That gives DAZN a formidable one-two punch, considering Joshua fought in front of a crowd of 80,000 at London’s Wembley Stadium in September. “We want to create those cultural moments when you have a lot of people talking,” Markowski says.

HBO, after more than 40 years and some of boxing’s greatest events, got out of the fight game at the end of 2018, putting an end to Saturday nights with Jim Lampley on the call and Harold Lederman offering often-baffling ringside scores.

And DAZN isn’t alone with plans to make a splash in boxing’s streaming market. ESPN, as part of its seven-year deal with Top Rank, will broadcast 54 total cards, with many airing on the ESPN Plus subscription service. Las Vegas-based Premier Boxing Champions, which features notables such as Adrien Broner, Deontay Wilder, Keith Thurman and Jarrett Hurd, has multiyear deals with Fox Sports and Showtime. “The pay-per-view model has reduced the audience,” Markowski says. “We are here to correct that.”

May 4 in Las Vegas will mark the next step in the process. Boxing thrives when it’s on the radar of the general fan—like fights involving Tyson, De La Hoya or, most recently, Floyd Mayweather Jr. and Manny Pacquiao. That’s when the public is talking about and anticipating the fight.
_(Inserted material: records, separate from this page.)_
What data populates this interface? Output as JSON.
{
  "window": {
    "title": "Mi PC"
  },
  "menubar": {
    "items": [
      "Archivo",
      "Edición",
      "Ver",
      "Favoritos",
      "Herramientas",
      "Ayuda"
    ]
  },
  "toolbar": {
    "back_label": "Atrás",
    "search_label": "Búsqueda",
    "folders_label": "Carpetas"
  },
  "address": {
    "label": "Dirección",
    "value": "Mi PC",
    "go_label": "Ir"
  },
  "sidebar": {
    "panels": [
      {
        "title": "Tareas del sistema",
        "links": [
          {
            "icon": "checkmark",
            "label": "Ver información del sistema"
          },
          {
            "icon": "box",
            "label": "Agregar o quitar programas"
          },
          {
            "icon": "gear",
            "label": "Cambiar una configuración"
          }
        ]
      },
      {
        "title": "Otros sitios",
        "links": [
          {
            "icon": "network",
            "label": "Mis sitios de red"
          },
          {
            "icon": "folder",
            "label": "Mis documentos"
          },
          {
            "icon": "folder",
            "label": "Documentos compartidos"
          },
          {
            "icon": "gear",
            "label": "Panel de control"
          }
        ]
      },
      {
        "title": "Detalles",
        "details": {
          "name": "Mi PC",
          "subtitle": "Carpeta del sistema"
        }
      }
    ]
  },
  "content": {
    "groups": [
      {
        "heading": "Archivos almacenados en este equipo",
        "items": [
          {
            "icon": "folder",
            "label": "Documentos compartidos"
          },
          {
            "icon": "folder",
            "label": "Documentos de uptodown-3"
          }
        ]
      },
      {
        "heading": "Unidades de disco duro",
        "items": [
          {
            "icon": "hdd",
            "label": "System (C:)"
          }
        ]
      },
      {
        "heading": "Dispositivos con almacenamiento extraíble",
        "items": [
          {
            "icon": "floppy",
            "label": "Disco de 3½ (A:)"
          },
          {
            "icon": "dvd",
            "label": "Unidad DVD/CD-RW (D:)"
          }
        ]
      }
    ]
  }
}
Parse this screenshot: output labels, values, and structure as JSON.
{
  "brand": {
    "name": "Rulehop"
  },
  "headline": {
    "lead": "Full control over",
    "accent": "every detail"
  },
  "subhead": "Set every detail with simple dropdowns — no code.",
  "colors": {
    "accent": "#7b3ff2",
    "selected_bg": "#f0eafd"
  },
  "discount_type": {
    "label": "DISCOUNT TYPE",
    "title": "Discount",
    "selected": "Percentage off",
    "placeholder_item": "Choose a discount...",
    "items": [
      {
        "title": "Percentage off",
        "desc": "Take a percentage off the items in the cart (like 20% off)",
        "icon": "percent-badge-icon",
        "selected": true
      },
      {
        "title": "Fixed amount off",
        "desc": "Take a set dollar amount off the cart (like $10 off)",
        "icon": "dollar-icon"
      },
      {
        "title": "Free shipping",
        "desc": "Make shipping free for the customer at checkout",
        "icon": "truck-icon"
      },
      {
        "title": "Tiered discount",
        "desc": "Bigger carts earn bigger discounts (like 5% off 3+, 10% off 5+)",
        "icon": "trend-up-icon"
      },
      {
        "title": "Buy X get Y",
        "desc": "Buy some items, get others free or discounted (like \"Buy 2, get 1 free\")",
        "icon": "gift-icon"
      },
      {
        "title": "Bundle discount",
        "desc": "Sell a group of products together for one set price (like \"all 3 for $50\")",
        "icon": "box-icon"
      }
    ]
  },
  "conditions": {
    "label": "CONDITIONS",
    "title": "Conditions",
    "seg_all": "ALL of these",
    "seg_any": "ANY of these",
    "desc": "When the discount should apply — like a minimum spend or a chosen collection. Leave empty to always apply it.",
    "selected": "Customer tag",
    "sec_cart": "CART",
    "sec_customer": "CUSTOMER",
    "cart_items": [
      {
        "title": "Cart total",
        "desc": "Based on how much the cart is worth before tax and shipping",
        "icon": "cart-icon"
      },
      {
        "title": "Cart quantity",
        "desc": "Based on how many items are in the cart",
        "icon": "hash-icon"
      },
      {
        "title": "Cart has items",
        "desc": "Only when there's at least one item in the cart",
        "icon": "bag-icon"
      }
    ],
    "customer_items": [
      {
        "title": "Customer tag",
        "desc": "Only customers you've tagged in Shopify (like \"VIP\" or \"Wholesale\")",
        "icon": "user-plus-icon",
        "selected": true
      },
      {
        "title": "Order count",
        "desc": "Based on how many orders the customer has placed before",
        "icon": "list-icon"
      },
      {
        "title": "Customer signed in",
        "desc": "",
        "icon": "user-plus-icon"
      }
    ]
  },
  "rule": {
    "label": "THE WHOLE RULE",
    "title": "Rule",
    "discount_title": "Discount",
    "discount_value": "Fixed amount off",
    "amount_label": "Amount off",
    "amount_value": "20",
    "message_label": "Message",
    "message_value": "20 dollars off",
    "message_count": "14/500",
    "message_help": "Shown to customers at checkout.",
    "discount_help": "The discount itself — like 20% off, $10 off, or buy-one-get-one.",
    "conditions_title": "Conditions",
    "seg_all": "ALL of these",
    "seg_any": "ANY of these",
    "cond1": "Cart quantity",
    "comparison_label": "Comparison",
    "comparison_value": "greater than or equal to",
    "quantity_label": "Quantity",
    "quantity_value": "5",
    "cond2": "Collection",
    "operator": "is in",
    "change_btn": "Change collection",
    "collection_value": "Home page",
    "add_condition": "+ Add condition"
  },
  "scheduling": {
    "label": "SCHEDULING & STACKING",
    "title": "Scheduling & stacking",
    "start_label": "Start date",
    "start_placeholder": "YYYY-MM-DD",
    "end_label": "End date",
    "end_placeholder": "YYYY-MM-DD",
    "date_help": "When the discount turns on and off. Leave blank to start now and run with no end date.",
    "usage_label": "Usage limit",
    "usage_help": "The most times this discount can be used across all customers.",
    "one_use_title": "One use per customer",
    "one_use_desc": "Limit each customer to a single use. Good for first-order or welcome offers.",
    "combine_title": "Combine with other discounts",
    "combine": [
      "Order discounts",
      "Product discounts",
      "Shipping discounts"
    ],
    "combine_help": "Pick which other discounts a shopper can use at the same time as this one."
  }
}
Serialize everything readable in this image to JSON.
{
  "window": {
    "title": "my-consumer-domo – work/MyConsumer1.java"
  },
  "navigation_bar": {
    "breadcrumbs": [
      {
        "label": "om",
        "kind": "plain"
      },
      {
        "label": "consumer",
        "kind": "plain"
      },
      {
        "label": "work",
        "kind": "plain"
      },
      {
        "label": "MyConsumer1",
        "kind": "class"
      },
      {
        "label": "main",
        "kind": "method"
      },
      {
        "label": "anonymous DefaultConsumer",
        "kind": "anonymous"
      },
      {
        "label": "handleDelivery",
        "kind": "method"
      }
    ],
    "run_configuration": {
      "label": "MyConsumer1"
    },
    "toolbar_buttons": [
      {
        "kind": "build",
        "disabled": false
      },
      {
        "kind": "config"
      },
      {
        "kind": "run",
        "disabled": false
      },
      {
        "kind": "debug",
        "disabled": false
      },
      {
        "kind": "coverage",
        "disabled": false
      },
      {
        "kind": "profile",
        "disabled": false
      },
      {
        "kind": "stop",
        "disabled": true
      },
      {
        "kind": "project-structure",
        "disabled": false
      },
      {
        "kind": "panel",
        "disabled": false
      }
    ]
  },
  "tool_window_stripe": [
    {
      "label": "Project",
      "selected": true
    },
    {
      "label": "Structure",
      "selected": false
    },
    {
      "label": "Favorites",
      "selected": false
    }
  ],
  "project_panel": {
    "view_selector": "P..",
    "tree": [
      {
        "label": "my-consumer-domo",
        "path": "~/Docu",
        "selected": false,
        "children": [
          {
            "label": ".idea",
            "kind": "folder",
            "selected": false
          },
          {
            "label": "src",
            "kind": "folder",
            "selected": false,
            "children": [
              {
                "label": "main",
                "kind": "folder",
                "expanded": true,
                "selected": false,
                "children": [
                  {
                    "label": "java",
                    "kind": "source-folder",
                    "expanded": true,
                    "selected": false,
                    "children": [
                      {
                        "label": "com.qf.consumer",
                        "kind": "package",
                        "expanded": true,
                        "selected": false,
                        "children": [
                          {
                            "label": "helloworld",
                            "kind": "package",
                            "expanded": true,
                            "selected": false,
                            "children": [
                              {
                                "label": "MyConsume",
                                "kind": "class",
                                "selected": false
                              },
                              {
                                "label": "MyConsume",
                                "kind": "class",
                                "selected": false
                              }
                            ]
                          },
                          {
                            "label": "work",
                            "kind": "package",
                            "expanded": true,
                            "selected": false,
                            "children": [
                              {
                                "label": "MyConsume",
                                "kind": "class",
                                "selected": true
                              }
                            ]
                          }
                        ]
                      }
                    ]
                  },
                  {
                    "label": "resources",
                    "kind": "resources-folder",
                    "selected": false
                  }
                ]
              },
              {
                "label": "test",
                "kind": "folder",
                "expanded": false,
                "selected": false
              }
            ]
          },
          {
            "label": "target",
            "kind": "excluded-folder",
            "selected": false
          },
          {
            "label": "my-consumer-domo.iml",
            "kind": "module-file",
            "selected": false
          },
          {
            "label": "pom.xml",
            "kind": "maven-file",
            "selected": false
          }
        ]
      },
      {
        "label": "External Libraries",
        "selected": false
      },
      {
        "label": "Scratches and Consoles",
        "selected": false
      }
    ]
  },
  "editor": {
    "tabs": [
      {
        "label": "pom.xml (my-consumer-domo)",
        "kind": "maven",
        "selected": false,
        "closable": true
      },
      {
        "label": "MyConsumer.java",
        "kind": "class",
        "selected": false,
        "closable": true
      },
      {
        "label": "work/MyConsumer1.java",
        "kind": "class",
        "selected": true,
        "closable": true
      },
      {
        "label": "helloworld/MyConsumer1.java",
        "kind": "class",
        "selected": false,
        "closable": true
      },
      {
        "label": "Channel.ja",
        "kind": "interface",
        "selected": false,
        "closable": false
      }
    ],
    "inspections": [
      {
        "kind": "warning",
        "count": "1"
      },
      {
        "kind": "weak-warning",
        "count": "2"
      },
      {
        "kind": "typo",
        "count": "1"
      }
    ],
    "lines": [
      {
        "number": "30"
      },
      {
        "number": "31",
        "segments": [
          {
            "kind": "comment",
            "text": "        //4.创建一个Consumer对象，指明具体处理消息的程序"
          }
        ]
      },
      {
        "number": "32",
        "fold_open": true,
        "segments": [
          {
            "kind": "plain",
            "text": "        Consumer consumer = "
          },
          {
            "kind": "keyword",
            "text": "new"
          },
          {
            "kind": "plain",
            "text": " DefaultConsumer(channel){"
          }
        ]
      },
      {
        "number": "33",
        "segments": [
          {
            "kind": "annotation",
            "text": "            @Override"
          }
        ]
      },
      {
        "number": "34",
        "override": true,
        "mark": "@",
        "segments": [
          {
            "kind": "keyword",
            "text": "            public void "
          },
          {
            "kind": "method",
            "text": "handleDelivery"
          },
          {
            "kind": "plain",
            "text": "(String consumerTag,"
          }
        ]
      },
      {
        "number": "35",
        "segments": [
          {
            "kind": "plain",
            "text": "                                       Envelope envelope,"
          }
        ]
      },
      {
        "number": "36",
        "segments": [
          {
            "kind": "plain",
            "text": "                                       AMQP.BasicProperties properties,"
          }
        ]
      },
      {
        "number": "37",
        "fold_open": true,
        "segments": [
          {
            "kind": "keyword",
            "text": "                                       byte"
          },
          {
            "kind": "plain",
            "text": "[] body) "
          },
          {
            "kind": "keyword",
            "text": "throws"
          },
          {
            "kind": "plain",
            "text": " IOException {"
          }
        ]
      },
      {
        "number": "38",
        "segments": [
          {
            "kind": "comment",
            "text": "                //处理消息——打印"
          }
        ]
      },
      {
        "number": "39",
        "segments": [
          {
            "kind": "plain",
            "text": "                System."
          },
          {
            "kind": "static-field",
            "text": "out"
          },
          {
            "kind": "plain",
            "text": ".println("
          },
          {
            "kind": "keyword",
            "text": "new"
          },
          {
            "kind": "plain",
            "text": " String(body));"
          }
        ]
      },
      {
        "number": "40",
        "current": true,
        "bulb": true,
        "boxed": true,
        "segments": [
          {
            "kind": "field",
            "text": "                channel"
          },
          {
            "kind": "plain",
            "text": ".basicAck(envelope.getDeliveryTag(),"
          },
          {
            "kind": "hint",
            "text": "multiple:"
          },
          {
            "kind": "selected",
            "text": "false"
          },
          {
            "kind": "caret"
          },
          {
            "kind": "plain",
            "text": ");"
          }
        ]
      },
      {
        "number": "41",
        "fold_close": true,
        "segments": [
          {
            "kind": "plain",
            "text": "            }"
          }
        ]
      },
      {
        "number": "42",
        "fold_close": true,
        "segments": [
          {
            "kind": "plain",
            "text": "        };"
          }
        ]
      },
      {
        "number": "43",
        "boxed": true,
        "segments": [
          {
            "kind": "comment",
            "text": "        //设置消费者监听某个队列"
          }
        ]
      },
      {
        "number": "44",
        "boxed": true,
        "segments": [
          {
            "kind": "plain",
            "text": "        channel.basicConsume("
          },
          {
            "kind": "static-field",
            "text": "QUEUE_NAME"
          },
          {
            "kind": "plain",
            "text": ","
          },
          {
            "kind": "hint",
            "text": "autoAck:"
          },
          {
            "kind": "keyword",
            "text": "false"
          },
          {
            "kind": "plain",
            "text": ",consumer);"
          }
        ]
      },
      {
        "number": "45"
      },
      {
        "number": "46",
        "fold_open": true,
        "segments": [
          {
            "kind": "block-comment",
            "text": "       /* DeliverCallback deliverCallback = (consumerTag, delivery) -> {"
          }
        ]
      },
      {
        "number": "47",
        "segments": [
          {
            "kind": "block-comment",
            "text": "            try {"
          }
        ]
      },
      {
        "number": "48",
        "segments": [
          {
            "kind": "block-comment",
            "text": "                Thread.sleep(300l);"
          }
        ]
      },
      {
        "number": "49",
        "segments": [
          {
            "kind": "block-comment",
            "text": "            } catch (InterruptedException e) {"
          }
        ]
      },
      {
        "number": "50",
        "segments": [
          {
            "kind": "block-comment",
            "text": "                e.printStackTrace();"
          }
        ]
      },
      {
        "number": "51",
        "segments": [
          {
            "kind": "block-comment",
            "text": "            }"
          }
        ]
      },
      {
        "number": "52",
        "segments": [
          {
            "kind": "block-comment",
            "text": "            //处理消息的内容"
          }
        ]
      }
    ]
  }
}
More important, it’s when you have a fight worthy of being talked about.

That’s what Alvarez—and that $365 million contract—brings to DAZN, according to Markowski. “Canelo is a huge brand.”

This story originally appeared in the Las Vegas Weekly.